Power: being able to boast and be seen above the rest

Stuff: getting the actual book Status is the most effective reward element, most sustainable and least expensive in relation, to Stuff, Access and Power. In the business currently the main focus on Status is your position in relation to the MD/CEO or the Unions.

Businesses predominantly reward with stuff (13th cheques, pay raises and gifts), and mostly the power experienced is from people who shout and scream (or play the passive aggressive role).'

Businesses will find far more effective employee engagement when they apply the status element in a larger effect for jobs well done... Investigate ways to do this creatively!

8. Progress:

Every day for a month, info was strategically placed from on huge iconic bill boards to unique collectable icons. The progress demonstrated here was the journey toward the completion of the books or just the journey down memory lane, with Jay-Z.

In business, upward promotion (toward the MD seat) is the progress of the 80's and 90's which was during the knowledge and technology revolutions.

We are now in the social revolution and the millennials are here. Progress is different and how people experience progress has changed.

9. Mystery:

Clues were released daily that people had to solve. What is exciting about my workplace after I have been here for 5 years always doing the same thing?

What is intriguing here, is that this engagement was pure intrinsic motivation. There were no monetary, or visible rewards other than maybe getting the book for yourself before launch.

10. Guilds or groups:

Every day millions of people gathered to solve the clues. These groups/guilds were formed as and when, without enticement or pleading.

In the workplace, there are many required groups and committees, however, the opportunity for employees to form their own groups where there is not much control from the company, and serving the purpose of what the group is formed for but that is left to the group is a great place for innovation to grow.

11. Pages were placed in a specific location:

To gain a context of Jay Z and then be able to walk through Jay-Z's life This was another bit of genius. The followers could take the content and place it in a specific context.

Interesting that often the Standards Operating Procedures are written and then stored in areas that are so far removed from context, the reader takes ages just to contextualise the meaning.

Then when something goes wrong the company employees receive the "updated policy" for immediate effect that everybody MUST sign.

WHY and context of the policy in this would increase acceptance in unprecedented measures.

The above strategy achieved the following results:

a. Average player engagement on the webpage: 11 min

b. Increase in Facebook Fans grew+ 1'000'000

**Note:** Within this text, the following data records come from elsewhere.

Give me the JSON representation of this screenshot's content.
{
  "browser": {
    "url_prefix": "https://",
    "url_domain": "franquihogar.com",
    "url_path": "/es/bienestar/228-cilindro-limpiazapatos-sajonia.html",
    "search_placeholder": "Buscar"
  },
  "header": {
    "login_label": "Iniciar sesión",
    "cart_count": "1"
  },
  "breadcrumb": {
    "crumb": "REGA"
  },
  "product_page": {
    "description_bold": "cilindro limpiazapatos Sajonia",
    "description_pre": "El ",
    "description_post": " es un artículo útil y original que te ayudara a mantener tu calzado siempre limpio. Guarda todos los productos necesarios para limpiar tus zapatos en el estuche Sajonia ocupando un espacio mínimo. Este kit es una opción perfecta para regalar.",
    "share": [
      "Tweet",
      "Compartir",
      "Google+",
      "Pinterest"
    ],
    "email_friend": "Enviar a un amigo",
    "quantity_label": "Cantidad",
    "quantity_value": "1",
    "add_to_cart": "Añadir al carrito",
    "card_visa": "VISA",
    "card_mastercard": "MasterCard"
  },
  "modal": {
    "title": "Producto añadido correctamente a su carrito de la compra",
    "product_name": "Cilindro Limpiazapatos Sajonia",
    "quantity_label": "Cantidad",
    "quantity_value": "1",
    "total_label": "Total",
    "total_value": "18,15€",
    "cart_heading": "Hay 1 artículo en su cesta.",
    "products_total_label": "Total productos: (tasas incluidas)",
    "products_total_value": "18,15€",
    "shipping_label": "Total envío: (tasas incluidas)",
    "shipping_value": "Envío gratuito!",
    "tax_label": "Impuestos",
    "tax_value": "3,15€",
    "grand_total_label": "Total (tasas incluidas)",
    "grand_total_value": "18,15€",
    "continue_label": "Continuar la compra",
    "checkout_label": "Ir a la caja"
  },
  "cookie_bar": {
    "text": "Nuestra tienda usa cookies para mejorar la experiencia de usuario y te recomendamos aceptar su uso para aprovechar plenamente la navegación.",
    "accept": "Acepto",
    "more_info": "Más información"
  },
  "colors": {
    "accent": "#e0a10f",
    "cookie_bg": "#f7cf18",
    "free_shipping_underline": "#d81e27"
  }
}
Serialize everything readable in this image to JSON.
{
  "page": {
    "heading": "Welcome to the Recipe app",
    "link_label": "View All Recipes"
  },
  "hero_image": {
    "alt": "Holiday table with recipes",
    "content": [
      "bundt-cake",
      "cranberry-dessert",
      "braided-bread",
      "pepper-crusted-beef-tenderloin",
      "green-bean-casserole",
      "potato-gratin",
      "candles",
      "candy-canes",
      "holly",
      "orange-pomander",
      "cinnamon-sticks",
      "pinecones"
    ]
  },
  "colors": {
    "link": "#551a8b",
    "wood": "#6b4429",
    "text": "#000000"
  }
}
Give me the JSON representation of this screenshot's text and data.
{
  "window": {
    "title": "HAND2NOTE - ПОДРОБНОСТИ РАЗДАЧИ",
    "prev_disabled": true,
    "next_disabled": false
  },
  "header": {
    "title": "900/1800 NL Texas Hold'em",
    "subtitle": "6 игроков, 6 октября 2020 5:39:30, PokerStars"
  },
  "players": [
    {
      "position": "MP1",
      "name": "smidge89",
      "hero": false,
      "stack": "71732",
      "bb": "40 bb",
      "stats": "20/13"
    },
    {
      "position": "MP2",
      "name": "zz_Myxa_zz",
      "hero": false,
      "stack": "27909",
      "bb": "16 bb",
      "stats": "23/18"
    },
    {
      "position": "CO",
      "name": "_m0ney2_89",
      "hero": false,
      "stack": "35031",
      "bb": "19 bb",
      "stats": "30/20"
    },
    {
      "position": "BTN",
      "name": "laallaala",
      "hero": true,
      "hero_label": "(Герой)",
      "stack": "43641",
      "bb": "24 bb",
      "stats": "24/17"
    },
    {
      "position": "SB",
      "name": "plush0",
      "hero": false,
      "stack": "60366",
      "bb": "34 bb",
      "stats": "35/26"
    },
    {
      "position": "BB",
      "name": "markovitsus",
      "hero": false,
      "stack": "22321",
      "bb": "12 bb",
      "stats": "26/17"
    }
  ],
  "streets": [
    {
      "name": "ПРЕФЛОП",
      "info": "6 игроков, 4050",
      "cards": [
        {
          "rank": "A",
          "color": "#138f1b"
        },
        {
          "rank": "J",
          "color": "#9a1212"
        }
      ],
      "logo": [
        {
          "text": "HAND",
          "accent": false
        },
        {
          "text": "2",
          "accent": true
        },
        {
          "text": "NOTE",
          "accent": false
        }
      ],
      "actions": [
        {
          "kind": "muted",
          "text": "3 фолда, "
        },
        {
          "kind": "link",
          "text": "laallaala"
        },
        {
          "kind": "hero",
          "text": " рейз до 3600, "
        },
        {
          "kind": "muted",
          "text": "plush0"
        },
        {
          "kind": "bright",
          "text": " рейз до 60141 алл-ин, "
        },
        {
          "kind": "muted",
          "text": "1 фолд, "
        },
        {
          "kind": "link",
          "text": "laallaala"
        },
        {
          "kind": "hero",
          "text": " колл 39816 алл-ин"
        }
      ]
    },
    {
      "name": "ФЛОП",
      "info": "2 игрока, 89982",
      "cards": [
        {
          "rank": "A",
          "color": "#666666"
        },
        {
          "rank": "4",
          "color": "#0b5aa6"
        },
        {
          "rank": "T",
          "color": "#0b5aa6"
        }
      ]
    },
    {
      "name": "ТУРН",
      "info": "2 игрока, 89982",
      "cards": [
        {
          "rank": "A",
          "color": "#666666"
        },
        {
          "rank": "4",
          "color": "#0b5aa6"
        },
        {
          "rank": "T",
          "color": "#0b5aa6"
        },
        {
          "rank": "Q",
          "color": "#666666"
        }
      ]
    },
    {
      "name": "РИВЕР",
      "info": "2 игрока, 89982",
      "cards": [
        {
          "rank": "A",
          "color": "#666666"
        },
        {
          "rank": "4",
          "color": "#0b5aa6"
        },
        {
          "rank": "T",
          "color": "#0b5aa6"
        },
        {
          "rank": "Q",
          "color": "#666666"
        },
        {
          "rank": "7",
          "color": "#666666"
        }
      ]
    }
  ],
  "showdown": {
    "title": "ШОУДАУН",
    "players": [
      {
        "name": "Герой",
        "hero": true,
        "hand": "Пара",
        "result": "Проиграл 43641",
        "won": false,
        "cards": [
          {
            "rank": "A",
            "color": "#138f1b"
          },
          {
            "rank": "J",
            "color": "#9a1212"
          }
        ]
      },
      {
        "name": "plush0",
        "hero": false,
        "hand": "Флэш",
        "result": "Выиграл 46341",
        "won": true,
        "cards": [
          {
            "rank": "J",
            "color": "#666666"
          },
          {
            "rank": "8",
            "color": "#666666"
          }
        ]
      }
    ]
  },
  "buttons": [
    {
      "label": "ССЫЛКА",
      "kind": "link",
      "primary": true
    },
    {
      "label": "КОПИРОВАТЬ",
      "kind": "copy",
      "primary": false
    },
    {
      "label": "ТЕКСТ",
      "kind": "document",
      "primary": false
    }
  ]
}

c. Decoded bestsellers list 19 straight weeks

d. Covered by every major news outlets and culture influence

e. 1 month 11.7% increase in visit

f. Good media impressions

If you could convert your success rate of one of your OD/Change or HRD initiatives to achieve 11.7% of ALL the combined initiatives you have implemented, can you just imagine what the ROI would be?

Remember: Always plan your gamification strategy with a focused objective

A strategy needs to have clear, measureable behaviours before you add the fun so that you can track what works and doesn't as well as measure ROI in the process.

You could use some of the above ideas or brainstorm your own: The sky is the limit!

Darryn and Bronwyn (husband and wife team) are energised, passionate and excited to teach gamification in a practical and real way, using fun, to link business, education and life. Combined with 19 years of international and national organisational development, behaviour and change management expertise, they love to share and enable business growth into new and uncharted territories. Come and join their adventure! Visit their website at